[App and web page records]
──────
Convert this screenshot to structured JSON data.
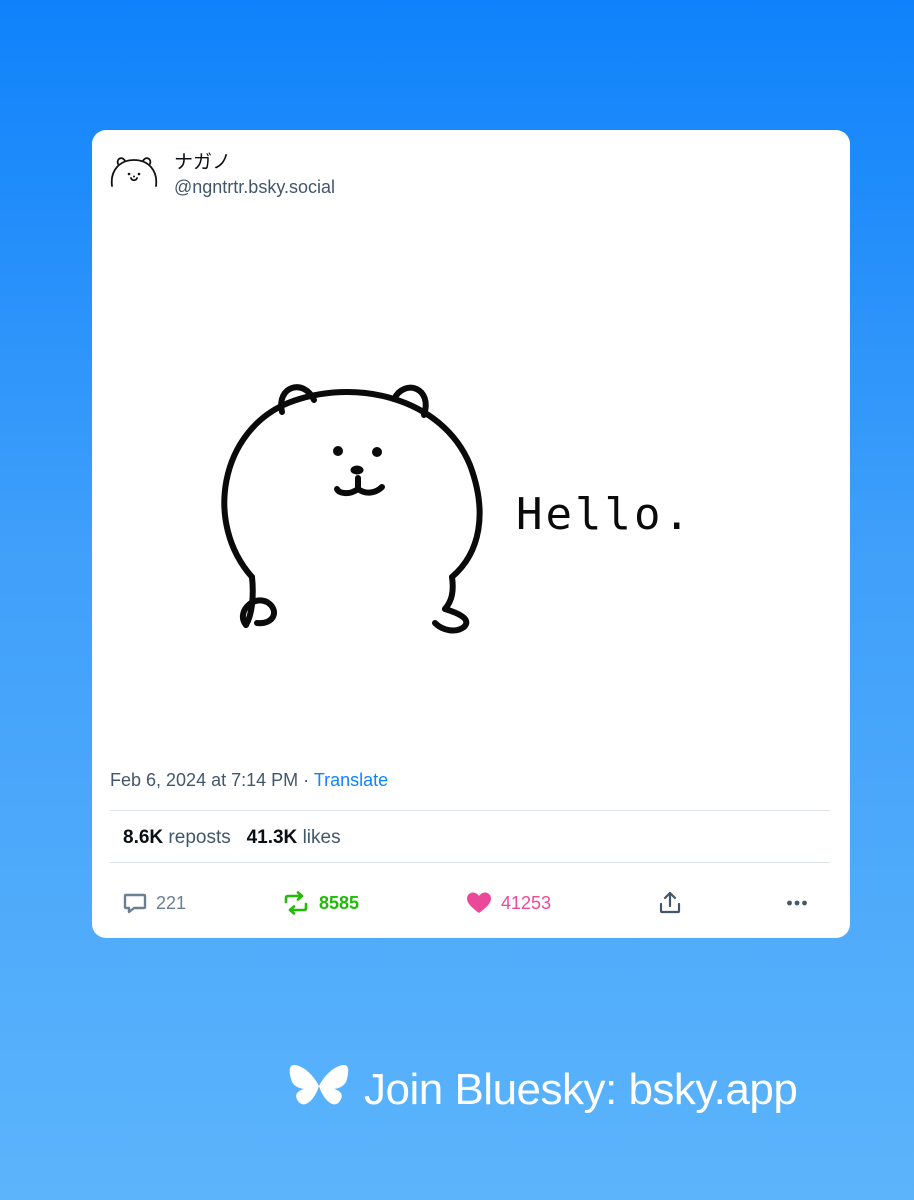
{
  "post": {
    "author": {
      "display_name": "ナガノ",
      "handle": "@ngntrtr.bsky.social",
      "avatar_icon": "bear-avatar-icon"
    },
    "image": {
      "handwritten_text": "Hello.",
      "icon": "bear-illustration"
    },
    "timestamp": "Feb 6, 2024 at 7:14 PM",
    "separator": "·",
    "translate_label": "Translate",
    "stats": {
      "reposts_count": "8.6K",
      "reposts_label": "reposts",
      "likes_count": "41.3K",
      "likes_label": "likes"
    },
    "actions": {
      "reply": {
        "count": "221",
        "icon": "reply-bubble-icon",
        "color": "#6b7f93"
      },
      "repost": {
        "count": "8585",
        "icon": "repost-icon",
        "color": "#20bc07"
      },
      "like": {
        "count": "41253",
        "icon": "heart-icon",
        "color": "#ec4899"
      },
      "share": {
        "icon": "share-icon"
      },
      "more": {
        "icon": "more-dots-icon"
      }
    }
  },
  "footer": {
    "text": "Join Bluesky: bsky.app",
    "icon": "butterfly-icon"
  },
  "colors": {
    "background_top": "#0f82fb",
    "background_bottom": "#5cb4fb",
    "link": "#1083fe",
    "muted": "#42576c"
  }
}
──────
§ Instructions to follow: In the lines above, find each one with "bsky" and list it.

§ Solution for this exercise:
      "handle": "@ngntrtr.bsky.social",
    "text": "Join Bluesky: bsky.app",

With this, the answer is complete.